I landed at San Diego International Airport at 4pm on Thursday. Since I sat towards the front of the plane, I was one of the first people to walk up the corridor. Suddenly, the lights went out. “Perfect timing,” the woman in front of me said.
As I walked through the airport, the lights were off, the lines had grown long. Cell phones weren’t working, and I was reminded of a zombie movie I had seen. Waiting in the late afternoon heat, I tried to remember the exact words in my colleague’s quickly written agreement to pick me up and drive me to the event.
I hoped that it was just the airport, but as we inched our way through the traffic, it was clear that San Diego had ground to a halt. Gas stations became crowded with people who literally ran out of gas and couldn’t get home. As the sunlight waned, we rushed to buy provisions (water, protein bars, etc.) at an Albertsons – possible only because it had installed fuel cells or solar panels. From the freeway we could see that University of California San Diego, which has its own microgrid, was also lit up thanks to distributed generation.
We learned that a transmission problem in Arizona had caused a possible sequence of events that included the protective functions at the nuclear power plant turning the plant off and lead to extensive power outages throughout San Diego, southern California, and parts of Mexico. The funny part? I was with a colleague from San Diego Gas and Electric, traveling to speak about our collaborative smart grid planning effort. We couldn’t help but think about how the smart grid could have helped here.
Storage and advanced grid sensing and control technologies could have isolated the problem at its source and kept it from growing. The smart grid’s ability to incorporate larger amounts of renewable energy could have kept electricity flowing.

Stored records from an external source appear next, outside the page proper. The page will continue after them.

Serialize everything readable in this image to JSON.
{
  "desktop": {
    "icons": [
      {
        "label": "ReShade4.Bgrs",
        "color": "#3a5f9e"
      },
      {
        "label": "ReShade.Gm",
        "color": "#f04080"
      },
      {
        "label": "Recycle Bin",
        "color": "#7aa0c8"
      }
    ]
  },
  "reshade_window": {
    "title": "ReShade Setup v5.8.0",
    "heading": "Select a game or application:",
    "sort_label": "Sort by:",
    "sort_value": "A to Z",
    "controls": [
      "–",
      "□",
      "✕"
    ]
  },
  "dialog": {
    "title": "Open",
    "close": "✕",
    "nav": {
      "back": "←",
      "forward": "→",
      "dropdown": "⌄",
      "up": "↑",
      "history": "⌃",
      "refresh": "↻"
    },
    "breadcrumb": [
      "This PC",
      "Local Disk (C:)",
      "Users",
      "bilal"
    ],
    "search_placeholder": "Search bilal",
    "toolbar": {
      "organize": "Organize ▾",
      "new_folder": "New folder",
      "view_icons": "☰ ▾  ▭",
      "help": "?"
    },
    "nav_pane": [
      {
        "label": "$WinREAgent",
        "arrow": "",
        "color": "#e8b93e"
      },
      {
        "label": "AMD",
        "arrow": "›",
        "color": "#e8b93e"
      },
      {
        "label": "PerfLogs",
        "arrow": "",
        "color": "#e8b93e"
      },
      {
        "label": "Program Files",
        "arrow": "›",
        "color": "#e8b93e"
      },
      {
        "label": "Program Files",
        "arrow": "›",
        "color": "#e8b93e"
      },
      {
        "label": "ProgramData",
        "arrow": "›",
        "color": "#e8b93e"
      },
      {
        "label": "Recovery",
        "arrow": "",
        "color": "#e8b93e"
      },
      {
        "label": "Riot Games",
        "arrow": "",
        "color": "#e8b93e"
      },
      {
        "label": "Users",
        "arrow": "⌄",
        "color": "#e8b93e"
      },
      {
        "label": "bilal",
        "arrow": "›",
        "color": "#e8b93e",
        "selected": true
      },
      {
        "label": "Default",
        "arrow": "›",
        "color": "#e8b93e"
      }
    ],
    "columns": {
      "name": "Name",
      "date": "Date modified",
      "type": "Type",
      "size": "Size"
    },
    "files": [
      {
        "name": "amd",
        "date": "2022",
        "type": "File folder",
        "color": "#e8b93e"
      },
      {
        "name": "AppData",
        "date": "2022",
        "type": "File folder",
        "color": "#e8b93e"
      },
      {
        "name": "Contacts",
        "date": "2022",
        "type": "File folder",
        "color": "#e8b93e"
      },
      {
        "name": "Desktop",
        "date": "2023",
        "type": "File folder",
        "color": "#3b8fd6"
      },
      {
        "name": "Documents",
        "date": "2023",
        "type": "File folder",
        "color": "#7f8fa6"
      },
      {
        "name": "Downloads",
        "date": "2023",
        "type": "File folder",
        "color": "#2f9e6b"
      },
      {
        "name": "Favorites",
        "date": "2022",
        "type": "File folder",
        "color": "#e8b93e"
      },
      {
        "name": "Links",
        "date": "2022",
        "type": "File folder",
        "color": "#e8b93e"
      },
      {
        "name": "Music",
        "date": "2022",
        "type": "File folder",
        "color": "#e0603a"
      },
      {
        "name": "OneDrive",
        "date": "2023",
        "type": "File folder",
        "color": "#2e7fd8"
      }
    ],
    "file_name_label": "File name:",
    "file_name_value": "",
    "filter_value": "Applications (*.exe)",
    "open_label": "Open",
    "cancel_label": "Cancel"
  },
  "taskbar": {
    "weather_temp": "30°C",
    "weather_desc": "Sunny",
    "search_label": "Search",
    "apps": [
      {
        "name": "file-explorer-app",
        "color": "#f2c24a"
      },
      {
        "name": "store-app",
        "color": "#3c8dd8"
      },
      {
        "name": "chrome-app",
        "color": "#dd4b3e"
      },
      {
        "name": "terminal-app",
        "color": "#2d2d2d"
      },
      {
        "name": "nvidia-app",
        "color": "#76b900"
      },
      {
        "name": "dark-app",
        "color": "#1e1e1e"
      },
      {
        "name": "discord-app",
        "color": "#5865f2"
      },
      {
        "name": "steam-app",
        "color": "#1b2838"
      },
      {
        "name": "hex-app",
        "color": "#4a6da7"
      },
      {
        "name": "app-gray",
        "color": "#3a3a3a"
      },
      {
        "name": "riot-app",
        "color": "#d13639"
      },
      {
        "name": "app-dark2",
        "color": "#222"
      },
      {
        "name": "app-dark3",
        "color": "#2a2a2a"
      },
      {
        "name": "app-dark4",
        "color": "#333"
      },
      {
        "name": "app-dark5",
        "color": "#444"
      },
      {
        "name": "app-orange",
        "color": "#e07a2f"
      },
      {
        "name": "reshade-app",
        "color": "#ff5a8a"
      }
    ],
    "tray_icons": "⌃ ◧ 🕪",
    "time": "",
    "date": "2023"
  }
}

Microgrids – with their own local generation and smart technologies – could have switched to an off-grid mode and remained powered through the outage. Buildings with demand response capabilities and appropriately designed roof top solar or other forms of distributed generation, could have reduced their consumption and used smart technologies to share their power with businesses running critical equipment or with people who need air conditioning or medical equipment to maintain their health.
Smart grids can play an even bigger role after an outage is over: Electricity production is a huge source of air and water pollution– emissions from U.S. electricity production make up 30% of domestic climate change pollution and over 6% of global emissions. A thoughtfully-designed smart grid could reduce harmful emissions by up to 30% and fight against the tragedy of more than 34,000 deaths a year from power plant pollution – more lives than are lost on U.S. highways.
A greener grid will also put us at the forefront of the world’s competitive clean energy economy. A recently released Duke University report commissioned by EDF identified smart grid companies already flourishing in 37 states at 315 locations—including headquarters, manufacturing plants and hardware/software development facilities.
All of this adds up: the green grid revolution will create as many as 180,000 domestic jobs per year while saving lives. Now that’s worth standing up for.